Is Job Placement Provided? Once you have obtained your commercial driver’s license after graduating from truck driving school, you will be eager to begin your new career. Confirm that the schools you are contemplating have job placement programs. Find out what their job placement ratio is and what average salary their grads start at. Also, ask which national and local trucking companies their graduates are placed with for hiring. If a school has a low job placement rate or not many Hartman AR employers recruiting their grads, it may be a sign to look elsewhere.
Is Financial Assistance Offered? Truck driver schools are similar to colleges and other Hartman AR area vocational or trade schools when it comes to loans and other forms of financial aid being offered. Ask if the schools you are examining have a financial aid department, or at least someone who can help you understand the options and forms that must be submitted.
CDL Training Near Me Hartman Arkansas
Selecting the right truck driving school is an important first step to launching your new occupation as a long distance or local truck driver. The skills that you will learn at school will be those that mold a new career behind the wheel. There are several options available and understanding them is critical if you are going to succeed as an operator. You originally came to our website because of your interest in CDL Training Near Me and wanting information on the topic Trucking School Cost. But first and foremost, you must obtain the appropriate training in order to operate a big commercial vehicle in a professional and safe fashion. If you are lacking cash or financing, you might want to think about a captive school. You will pay a lower or in some cases no tuition in exchange for driving for their contracted carrier. Or you can enroll in an independent truck driving school and have the option of driving for the trucking company of your choosing, or one of several affiliated with the school. It’s your choice. But no matter how you receive your training, you will soon be entering a profession that helps America move as a professional truck driver in Hartman AR.
Truck On in These Other Arkansas Locations
Hartman is located in southwestern Johnson County at 35°25′54″N 93°37′1″W / 35.43167°N 93.61694°W / 35.43167; -93.61694 (35.431598, -93.617034), on the west side of Horsehead Creek about 4 miles (6 km) north of the Arkansas River. U.S. Highway 64 passes through the center of town, leading east 9 miles (14 km) to Clarksville, the county seat, and west 13 miles (21 km) to Ozark.
At the 2000 census, there were 596 people, 234 households and 181 families residing in the city. The population density was 421.2 per square mile (163.2/km²). There were 258 housing units at an average density of 182.3/sq mi (70.6/km²). The racial makeup of the city was 98.32% White, 1.01% Native American, 0.50% from other races, and 0.17% from two or more races. 1.68% of the population were Hispanic or Latino of any race.
There were 234 households of which 30.8% had children under the age of 18 living with them, 62.4% were married couples living together, 10.3% had a female householder with no husband present, and 22.6% were non-families. 21.4% of all households were made up of individuals and 11.1% had someone living alone who was 65 years of age or older.
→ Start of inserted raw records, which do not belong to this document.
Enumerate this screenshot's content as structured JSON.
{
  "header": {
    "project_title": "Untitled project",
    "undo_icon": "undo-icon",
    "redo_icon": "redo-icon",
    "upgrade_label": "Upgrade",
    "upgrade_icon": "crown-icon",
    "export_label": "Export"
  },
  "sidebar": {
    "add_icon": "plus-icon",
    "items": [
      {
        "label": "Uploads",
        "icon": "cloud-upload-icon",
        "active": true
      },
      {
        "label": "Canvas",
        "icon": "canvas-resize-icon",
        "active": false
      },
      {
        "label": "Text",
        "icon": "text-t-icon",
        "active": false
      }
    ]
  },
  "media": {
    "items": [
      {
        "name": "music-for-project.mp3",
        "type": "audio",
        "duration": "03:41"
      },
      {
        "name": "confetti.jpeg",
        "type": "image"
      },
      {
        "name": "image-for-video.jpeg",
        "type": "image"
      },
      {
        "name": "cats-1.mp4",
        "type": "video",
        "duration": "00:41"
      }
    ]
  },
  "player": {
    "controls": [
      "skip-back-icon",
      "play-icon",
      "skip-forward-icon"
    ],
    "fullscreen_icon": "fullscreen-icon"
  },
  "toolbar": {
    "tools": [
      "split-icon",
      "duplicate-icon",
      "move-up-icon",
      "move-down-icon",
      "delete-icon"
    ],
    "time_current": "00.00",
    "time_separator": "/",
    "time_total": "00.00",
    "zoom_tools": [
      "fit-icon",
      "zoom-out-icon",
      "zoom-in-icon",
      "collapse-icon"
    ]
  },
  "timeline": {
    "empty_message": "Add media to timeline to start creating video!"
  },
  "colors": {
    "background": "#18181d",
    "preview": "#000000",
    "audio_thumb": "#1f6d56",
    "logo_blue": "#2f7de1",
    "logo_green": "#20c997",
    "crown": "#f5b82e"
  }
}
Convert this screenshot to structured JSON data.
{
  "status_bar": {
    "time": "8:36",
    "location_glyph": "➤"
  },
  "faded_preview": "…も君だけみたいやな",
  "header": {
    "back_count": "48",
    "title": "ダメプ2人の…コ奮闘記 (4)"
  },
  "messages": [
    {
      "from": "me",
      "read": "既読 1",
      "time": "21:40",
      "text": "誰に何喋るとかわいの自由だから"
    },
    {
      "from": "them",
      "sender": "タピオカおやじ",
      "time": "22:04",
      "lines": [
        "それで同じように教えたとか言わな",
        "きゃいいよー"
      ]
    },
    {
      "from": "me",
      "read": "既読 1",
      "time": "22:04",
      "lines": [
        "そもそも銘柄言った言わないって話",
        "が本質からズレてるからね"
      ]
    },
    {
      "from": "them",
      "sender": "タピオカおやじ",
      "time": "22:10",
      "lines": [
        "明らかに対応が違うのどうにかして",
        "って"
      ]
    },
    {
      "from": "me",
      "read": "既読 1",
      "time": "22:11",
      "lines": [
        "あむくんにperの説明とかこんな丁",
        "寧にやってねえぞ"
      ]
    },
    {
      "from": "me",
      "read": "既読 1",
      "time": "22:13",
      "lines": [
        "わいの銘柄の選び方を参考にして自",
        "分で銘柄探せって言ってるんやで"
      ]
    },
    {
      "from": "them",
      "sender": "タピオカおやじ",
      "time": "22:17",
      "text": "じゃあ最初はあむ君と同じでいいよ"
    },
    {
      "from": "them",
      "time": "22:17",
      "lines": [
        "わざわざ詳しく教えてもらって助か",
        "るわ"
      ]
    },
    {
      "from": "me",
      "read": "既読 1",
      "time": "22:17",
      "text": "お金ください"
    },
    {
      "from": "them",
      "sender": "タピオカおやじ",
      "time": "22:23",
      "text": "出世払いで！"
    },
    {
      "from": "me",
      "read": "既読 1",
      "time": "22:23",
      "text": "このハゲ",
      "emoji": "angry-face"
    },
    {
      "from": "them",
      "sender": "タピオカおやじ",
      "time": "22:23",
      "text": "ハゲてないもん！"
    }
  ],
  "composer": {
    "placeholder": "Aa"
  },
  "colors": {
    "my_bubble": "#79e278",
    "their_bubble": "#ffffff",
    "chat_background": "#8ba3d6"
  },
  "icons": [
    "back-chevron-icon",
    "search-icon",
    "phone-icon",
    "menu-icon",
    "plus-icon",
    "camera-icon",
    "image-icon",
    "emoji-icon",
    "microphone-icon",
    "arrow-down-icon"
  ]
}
The average household size was 2.55 and the average family size was 2.92.